Europe always sounds like the best place to start a business. The continent is generally viewed as stable, progressive, and business-friendly. This is why you will see a lot of foreigners setting up shops in key countries and emerging economies. And one of your best bets is, of course, Switzerland.
But before you pack up your bags or call an emergency electrician to fix your home’s wiring before you sell it, there are some things that you need to keep in mind. You need to identify first the benefits and drawbacks of doing business in that country. After all, you are eyeing your venture to have a long-term run, aren’t you? Here are some things to keep in mind:
Let’s start with the pros
First off, Switzerland has a very robust economy. With that in mind, you have a guarantee that it has a stable currency, which is good for business. It’s also worth noting that Switzerland is one of the world’s financial centers, as attested by Swiss banks. Banks in Switzerland are considered one of the most reliable financial institutions, as they offer the utmost level of privacy and discretion.

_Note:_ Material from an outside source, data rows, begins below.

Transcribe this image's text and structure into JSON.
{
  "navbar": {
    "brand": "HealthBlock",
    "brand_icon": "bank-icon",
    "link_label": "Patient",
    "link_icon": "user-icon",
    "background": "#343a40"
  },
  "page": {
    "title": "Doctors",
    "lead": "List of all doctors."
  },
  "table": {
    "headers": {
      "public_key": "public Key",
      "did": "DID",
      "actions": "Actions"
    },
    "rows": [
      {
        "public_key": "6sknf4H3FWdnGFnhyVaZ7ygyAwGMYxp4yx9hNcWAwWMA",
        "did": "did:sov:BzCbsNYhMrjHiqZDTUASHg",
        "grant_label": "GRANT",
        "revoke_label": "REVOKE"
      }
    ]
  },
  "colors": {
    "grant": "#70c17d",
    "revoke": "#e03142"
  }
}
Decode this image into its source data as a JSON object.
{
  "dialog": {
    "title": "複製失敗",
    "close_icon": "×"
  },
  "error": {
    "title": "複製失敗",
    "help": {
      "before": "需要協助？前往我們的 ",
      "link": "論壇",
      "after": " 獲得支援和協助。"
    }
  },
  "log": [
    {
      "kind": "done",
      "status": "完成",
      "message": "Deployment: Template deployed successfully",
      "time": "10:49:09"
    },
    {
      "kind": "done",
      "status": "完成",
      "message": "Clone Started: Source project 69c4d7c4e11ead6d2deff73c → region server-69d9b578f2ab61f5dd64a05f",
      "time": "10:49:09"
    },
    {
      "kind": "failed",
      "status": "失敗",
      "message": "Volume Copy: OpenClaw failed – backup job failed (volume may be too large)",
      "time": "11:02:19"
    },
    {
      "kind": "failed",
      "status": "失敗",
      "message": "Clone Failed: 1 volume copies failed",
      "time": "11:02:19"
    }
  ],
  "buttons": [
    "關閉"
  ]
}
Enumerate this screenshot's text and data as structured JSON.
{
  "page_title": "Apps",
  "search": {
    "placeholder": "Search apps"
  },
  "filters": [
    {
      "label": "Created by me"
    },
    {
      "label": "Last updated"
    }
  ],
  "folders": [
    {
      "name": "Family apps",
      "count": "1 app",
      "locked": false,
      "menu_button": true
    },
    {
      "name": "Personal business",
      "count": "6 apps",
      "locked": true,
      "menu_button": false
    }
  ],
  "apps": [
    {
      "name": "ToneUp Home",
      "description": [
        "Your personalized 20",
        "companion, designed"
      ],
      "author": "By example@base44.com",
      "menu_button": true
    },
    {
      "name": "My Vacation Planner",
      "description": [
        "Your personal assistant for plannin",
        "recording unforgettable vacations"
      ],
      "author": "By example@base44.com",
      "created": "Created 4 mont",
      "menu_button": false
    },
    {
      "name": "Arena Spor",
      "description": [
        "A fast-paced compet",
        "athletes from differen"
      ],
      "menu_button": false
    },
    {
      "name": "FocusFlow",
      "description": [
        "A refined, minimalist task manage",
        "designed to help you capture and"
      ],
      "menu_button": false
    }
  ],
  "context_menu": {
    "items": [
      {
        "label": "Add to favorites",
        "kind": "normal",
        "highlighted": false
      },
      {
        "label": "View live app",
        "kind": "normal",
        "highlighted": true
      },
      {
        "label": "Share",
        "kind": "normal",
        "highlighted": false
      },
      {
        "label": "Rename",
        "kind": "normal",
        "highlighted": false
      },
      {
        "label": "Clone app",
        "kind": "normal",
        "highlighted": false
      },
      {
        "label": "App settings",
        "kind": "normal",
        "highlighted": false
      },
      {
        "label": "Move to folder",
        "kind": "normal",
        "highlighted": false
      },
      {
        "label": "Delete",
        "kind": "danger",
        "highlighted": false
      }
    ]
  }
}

The country is also one of the places in Europe that have the lowest tax rate. However, you need to remember it will still depend on which canton you’re starting your business; Lucerne may have a different tax scheme or rate from Zug or Obwalden. Nevertheless, tax rates are generally low.
And if you’re planning to build a start-up, you’re in for a treat, as the start-up scene in the country is flourishing. This means that you may get plenty of help out there from investors and partners. One bonus is that the Swiss’ corporate and start-up world can warmly welcome ex-pats.
The government is also supportive of the business. And this is proven by the simple set-up requirements. You have to do some paperwork and provide pertinent documents, such as visas, but generally, the requirements are not complicated. However, keep it in mind that it may depend on the nature of your business.
How about the cons?
It’s also worth noting that English will not be difficult in Switzerland, as most people can communicate using the language. But note that the country has four official languages, such as German, French, Italian, and Romansh. And it may prove tricky when it comes to the product packaging and store signage.
You may also need to prep some budget, as costs can be quite high. For one, postage charges can be expensive. And hiring Swiss talent for your operations can also be costly, knowing that the country has one of the highest average salaries for European employees.
Indeed, operating a business in Switzerland is a great idea. But before you take the plunge, make sure that you have carried out a thorough analysis. More than the budget, you must also make a plan for how you’re going to recover, knowing that setting up a business abroad can potentially drain someone’s pocket.